• _AIM OF THE EXERCISE_:
For the data that follows, give the number of lines in which "screenshot" appears. Add nothing to it.
=== RECORDS SUPPLIED ===
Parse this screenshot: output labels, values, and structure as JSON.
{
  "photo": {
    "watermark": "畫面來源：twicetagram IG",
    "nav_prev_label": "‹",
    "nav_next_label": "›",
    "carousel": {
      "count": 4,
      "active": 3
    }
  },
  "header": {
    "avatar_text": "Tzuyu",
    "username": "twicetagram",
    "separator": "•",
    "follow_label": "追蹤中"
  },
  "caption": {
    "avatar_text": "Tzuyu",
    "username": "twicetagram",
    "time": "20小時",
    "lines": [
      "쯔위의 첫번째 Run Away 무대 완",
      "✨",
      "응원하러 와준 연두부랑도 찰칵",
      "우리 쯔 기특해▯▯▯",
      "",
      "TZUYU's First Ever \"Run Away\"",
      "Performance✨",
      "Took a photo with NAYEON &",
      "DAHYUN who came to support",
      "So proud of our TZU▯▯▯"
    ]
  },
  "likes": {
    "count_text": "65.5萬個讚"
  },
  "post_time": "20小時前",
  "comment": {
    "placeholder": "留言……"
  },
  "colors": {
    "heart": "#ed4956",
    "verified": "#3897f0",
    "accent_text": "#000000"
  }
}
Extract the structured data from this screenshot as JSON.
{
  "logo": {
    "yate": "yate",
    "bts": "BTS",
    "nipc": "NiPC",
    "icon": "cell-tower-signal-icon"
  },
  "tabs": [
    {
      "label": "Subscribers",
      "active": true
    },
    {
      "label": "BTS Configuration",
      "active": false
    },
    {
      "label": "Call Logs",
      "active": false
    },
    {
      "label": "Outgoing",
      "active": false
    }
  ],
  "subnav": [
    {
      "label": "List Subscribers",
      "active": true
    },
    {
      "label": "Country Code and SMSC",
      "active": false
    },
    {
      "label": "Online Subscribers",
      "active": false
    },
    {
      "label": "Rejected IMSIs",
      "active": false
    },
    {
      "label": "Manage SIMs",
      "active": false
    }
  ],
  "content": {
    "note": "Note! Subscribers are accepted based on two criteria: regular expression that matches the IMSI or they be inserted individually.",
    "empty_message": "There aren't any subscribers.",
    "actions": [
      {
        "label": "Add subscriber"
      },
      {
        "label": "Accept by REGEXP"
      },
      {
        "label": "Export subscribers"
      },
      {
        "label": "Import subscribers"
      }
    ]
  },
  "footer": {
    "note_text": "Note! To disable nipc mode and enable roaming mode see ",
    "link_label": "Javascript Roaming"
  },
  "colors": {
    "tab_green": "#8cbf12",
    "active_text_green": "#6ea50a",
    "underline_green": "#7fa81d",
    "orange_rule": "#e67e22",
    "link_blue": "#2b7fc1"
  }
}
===
• _ANSWER TO THIS PROBLEM_:
2